Although Google’s release of its new Android operating system Jelly Bean may have been upstaged by the announcements of sleeker, sexier new toys like the Nexus 7 and Google Glasses, thus far the 4.1 update has been getting a lot of praise from pundits in the tech world.
Android’s popularity has been growing at breakneck speeds over recent years, but its operating systems are often criticized for picking Apple’s pockets. With the release of Jelly Bean, Google is clearly trying to put some distance between itself and that unpleasant accusation. The first feature that’s likely to raise some eyebrows is Google Now, a personal assistant that draws on calendar, search history, location, et cetera, to determine what it thinks a user wants to know. According to Hugo Barra, director of project management, “Google Now gets you just the right information at just the right time, and all of it happens at the right time. Google Now figures out when you commute from home to work and back, tells you how long your commute usually takes, and gives you a faster route if there’s lot of traffic. On public transit, if you’re on the platform at a subway, Google tells you wen the next bus or train will arrive.”
A second feature incorporated into the 4.1 OS is Project Butter, which represents a major effort on Google’s part to address one of the main complaints about the performance of Android devices, namely the nagging problem of device lag. Project Butter allows the CPU and the graphics to run more smoothly, improving both the real and the perceived speed of the device, reducing it to a smooth 60 frames per second if the hardware on which it’s running is beefy enough.
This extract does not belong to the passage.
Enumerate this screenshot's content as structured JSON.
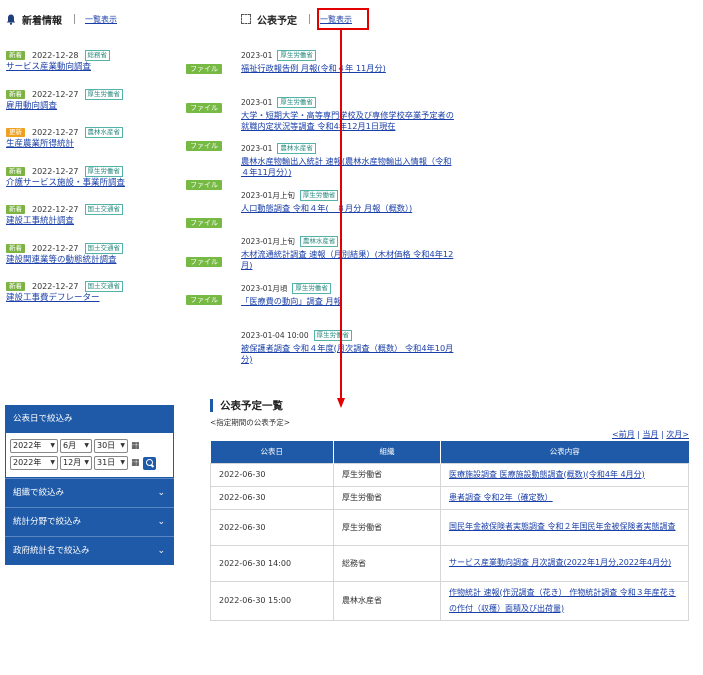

Next week we’ll continue to take a look at Jelly Bean’s features, and consider the impact it is likely to have on the Android development community.